Data in this exercise:
------------------------
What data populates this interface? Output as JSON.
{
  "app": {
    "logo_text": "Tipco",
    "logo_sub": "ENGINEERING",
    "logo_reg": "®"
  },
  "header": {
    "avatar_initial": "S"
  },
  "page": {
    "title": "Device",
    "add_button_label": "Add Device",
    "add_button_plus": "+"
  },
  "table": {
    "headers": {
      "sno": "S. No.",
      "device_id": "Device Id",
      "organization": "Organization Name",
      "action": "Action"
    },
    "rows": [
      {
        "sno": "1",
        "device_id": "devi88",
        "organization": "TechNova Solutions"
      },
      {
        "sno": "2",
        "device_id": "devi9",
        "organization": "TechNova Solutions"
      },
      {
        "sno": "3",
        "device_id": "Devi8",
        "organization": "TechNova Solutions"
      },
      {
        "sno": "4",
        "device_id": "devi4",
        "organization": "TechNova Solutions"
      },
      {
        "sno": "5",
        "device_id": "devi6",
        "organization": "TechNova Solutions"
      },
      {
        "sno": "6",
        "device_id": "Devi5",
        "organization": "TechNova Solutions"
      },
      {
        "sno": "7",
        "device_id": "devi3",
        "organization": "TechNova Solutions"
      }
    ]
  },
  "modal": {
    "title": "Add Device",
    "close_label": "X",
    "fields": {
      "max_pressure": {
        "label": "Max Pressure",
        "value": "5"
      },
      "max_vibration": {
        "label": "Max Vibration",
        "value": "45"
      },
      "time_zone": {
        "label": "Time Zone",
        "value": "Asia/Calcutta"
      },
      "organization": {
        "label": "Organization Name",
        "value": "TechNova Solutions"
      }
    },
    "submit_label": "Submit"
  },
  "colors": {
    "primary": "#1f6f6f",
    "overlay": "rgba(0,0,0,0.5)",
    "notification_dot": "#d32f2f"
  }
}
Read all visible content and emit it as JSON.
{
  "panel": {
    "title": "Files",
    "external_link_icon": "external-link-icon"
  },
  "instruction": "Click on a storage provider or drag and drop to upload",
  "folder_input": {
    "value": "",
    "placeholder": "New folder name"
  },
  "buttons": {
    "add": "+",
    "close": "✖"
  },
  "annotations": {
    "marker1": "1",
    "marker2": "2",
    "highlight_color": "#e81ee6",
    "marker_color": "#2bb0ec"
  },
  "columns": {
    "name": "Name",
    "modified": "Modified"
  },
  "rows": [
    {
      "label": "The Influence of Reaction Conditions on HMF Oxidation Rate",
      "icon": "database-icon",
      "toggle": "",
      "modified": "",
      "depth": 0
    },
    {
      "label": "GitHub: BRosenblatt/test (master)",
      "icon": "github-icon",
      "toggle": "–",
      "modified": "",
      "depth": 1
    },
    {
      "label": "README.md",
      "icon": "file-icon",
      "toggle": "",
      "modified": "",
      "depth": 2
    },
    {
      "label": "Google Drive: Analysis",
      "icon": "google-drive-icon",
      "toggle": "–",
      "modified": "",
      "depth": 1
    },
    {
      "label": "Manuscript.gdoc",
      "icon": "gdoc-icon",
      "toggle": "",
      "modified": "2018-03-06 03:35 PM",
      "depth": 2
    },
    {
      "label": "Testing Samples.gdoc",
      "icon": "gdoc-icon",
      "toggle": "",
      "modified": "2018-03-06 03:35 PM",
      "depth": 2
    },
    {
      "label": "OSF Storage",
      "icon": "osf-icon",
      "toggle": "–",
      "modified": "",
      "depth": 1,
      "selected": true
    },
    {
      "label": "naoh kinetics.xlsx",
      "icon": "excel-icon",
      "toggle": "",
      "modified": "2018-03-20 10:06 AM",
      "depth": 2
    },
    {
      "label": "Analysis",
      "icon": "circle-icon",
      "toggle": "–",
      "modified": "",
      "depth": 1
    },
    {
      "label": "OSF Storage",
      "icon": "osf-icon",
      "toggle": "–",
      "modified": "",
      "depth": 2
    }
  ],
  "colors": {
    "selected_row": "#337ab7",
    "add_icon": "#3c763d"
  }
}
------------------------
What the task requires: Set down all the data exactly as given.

Result for this exercise:
What data populates this interface? Output as JSON.
{
  "app": {
    "logo_text": "Tipco",
    "logo_sub": "ENGINEERING",
    "logo_reg": "®"
  },
  "header": {
    "avatar_initial": "S"
  },
  "page": {
    "title": "Device",
    "add_button_label": "Add Device",
    "add_button_plus": "+"
  },
  "table": {
    "headers": {
      "sno": "S. No.",
      "device_id": "Device Id",
      "organization": "Organization Name",
      "action": "Action"
    },
    "rows": [
      {
        "sno": "1",
        "device_id": "devi88",
        "organization": "TechNova Solutions"
      },
      {
        "sno": "2",
        "device_id": "devi9",
        "organization": "TechNova Solutions"
      },
      {
        "sno": "3",
        "device_id": "Devi8",
        "organization": "TechNova Solutions"
      },
      {
        "sno": "4",
        "device_id": "devi4",
        "organization": "TechNova Solutions"
      },
      {
        "sno": "5",
        "device_id": "devi6",
        "organization": "TechNova Solutions"
      },
      {
        "sno": "6",
        "device_id": "Devi5",
        "organization": "TechNova Solutions"
      },
      {
        "sno": "7",
        "device_id": "devi3",
        "organization": "TechNova Solutions"
      }
    ]
  },
  "modal": {
    "title": "Add Device",
    "close_label": "X",
    "fields": {
      "max_pressure": {
        "label": "Max Pressure",
        "value": "5"
      },
      "max_vibration": {
        "label": "Max Vibration",
        "value": "45"
      },
      "time_zone": {
        "label": "Time Zone",
        "value": "Asia/Calcutta"
      },
      "organization": {
        "label": "Organization Name",
        "value": "TechNova Solutions"
      }
    },
    "submit_label": "Submit"
  },
  "colors": {
    "primary": "#1f6f6f",
    "overlay": "rgba(0,0,0,0.5)",
    "notification_dot": "#d32f2f"
  }
}
Read all visible content and emit it as JSON.
{
  "panel": {
    "title": "Files",
    "external_link_icon": "external-link-icon"
  },
  "instruction": "Click on a storage provider or drag and drop to upload",
  "folder_input": {
    "value": "",
    "placeholder": "New folder name"
  },
  "buttons": {
    "add": "+",
    "close": "✖"
  },
  "annotations": {
    "marker1": "1",
    "marker2": "2",
    "highlight_color": "#e81ee6",
    "marker_color": "#2bb0ec"
  },
  "columns": {
    "name": "Name",
    "modified": "Modified"
  },
  "rows": [
    {
      "label": "The Influence of Reaction Conditions on HMF Oxidation Rate",
      "icon": "database-icon",
      "toggle": "",
      "modified": "",
      "depth": 0
    },
    {
      "label": "GitHub: BRosenblatt/test (master)",
      "icon": "github-icon",
      "toggle": "–",
      "modified": "",
      "depth": 1
    },
    {
      "label": "README.md",
      "icon": "file-icon",
      "toggle": "",
      "modified": "",
      "depth": 2
    },
    {
      "label": "Google Drive: Analysis",
      "icon": "google-drive-icon",
      "toggle": "–",
      "modified": "",
      "depth": 1
    },
    {
      "label": "Manuscript.gdoc",
      "icon": "gdoc-icon",
      "toggle": "",
      "modified": "2018-03-06 03:35 PM",
      "depth": 2
    },
    {
      "label": "Testing Samples.gdoc",
      "icon": "gdoc-icon",
      "toggle": "",
      "modified": "2018-03-06 03:35 PM",
      "depth": 2
    },
    {
      "label": "OSF Storage",
      "icon": "osf-icon",
      "toggle": "–",
      "modified": "",
      "depth": 1,
      "selected": true
    },
    {
      "label": "naoh kinetics.xlsx",
      "icon": "excel-icon",
      "toggle": "",
      "modified": "2018-03-20 10:06 AM",
      "depth": 2
    },
    {
      "label": "Analysis",
      "icon": "circle-icon",
      "toggle": "–",
      "modified": "",
      "depth": 1
    },
    {
      "label": "OSF Storage",
      "icon": "osf-icon",
      "toggle": "–",
      "modified": "",
      "depth": 2
    }
  ],
  "colors": {
    "selected_row": "#337ab7",
    "add_icon": "#3c763d"
  }
}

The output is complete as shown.